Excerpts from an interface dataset
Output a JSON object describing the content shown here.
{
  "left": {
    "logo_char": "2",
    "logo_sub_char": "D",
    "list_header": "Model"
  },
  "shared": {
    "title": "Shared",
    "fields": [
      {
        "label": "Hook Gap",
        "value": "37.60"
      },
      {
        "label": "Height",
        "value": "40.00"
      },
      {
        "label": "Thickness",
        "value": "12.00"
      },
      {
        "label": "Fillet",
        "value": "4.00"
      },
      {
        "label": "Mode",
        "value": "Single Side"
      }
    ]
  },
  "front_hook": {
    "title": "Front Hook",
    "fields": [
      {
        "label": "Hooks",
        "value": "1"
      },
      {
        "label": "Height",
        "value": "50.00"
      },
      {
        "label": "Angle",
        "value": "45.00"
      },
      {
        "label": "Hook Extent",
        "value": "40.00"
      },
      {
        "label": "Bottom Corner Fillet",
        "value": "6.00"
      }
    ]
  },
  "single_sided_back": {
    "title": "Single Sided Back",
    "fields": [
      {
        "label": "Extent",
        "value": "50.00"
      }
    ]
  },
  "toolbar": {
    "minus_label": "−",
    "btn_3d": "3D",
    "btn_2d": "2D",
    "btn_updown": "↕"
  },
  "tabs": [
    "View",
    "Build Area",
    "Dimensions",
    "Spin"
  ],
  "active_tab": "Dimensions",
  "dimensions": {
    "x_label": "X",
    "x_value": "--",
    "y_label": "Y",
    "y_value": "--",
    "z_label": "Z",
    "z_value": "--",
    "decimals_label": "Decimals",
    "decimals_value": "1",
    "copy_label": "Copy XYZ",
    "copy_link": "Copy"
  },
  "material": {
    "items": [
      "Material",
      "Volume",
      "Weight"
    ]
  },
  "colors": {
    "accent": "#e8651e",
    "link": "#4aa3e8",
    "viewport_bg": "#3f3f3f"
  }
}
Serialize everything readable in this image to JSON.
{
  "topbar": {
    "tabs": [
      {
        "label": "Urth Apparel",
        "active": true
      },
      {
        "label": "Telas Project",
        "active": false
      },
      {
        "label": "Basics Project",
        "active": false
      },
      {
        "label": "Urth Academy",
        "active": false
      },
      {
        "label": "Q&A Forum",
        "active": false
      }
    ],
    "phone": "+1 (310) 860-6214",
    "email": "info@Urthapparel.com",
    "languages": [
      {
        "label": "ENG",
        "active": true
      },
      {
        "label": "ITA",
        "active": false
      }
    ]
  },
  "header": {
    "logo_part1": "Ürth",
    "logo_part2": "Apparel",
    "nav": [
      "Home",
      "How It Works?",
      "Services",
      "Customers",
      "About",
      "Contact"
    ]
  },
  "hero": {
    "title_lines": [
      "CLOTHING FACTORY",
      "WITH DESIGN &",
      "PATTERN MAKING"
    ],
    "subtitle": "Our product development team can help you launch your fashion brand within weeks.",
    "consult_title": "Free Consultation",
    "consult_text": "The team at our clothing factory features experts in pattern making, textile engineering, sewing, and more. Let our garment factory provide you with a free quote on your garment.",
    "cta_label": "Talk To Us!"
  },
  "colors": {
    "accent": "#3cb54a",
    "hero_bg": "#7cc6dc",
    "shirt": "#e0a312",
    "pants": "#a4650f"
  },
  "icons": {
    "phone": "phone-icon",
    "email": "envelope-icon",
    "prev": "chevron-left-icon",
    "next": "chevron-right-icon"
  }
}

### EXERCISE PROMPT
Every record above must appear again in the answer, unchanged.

### RESPONSE TO THE EXERCISE
Output a JSON object describing the content shown here.
{
  "left": {
    "logo_char": "2",
    "logo_sub_char": "D",
    "list_header": "Model"
  },
  "shared": {
    "title": "Shared",
    "fields": [
      {
        "label": "Hook Gap",
        "value": "37.60"
      },
      {
        "label": "Height",
        "value": "40.00"
      },
      {
        "label": "Thickness",
        "value": "12.00"
      },
      {
        "label": "Fillet",
        "value": "4.00"
      },
      {
        "label": "Mode",
        "value": "Single Side"
      }
    ]
  },
  "front_hook": {
    "title": "Front Hook",
    "fields": [
      {
        "label": "Hooks",
        "value": "1"
      },
      {
        "label": "Height",
        "value": "50.00"
      },
      {
        "label": "Angle",
        "value": "45.00"
      },
      {
        "label": "Hook Extent",
        "value": "40.00"
      },
      {
        "label": "Bottom Corner Fillet",
        "value": "6.00"
      }
    ]
  },
  "single_sided_back": {
    "title": "Single Sided Back",
    "fields": [
      {
        "label": "Extent",
        "value": "50.00"
      }
    ]
  },
  "toolbar": {
    "minus_label": "−",
    "btn_3d": "3D",
    "btn_2d": "2D",
    "btn_updown": "↕"
  },
  "tabs": [
    "View",
    "Build Area",
    "Dimensions",
    "Spin"
  ],
  "active_tab": "Dimensions",
  "dimensions": {
    "x_label": "X",
    "x_value": "--",
    "y_label": "Y",
    "y_value": "--",
    "z_label": "Z",
    "z_value": "--",
    "decimals_label": "Decimals",
    "decimals_value": "1",
    "copy_label": "Copy XYZ",
    "copy_link": "Copy"
  },
  "material": {
    "items": [
      "Material",
      "Volume",
      "Weight"
    ]
  },
  "colors": {
    "accent": "#e8651e",
    "link": "#4aa3e8",
    "viewport_bg": "#3f3f3f"
  }
}
Serialize everything readable in this image to JSON.
{
  "topbar": {
    "tabs": [
      {
        "label": "Urth Apparel",
        "active": true
      },
      {
        "label": "Telas Project",
        "active": false
      },
      {
        "label": "Basics Project",
        "active": false
      },
      {
        "label": "Urth Academy",
        "active": false
      },
      {
        "label": "Q&A Forum",
        "active": false
      }
    ],
    "phone": "+1 (310) 860-6214",
    "email": "info@Urthapparel.com",
    "languages": [
      {
        "label": "ENG",
        "active": true
      },
      {
        "label": "ITA",
        "active": false
      }
    ]
  },
  "header": {
    "logo_part1": "Ürth",
    "logo_part2": "Apparel",
    "nav": [
      "Home",
      "How It Works?",
      "Services",
      "Customers",
      "About",
      "Contact"
    ]
  },
  "hero": {
    "title_lines": [
      "CLOTHING FACTORY",
      "WITH DESIGN &",
      "PATTERN MAKING"
    ],
    "subtitle": "Our product development team can help you launch your fashion brand within weeks.",
    "consult_title": "Free Consultation",
    "consult_text": "The team at our clothing factory features experts in pattern making, textile engineering, sewing, and more. Let our garment factory provide you with a free quote on your garment.",
    "cta_label": "Talk To Us!"
  },
  "colors": {
    "accent": "#3cb54a",
    "hero_bg": "#7cc6dc",
    "shirt": "#e0a312",
    "pants": "#a4650f"
  },
  "icons": {
    "phone": "phone-icon",
    "email": "envelope-icon",
    "prev": "chevron-left-icon",
    "next": "chevron-right-icon"
  }
}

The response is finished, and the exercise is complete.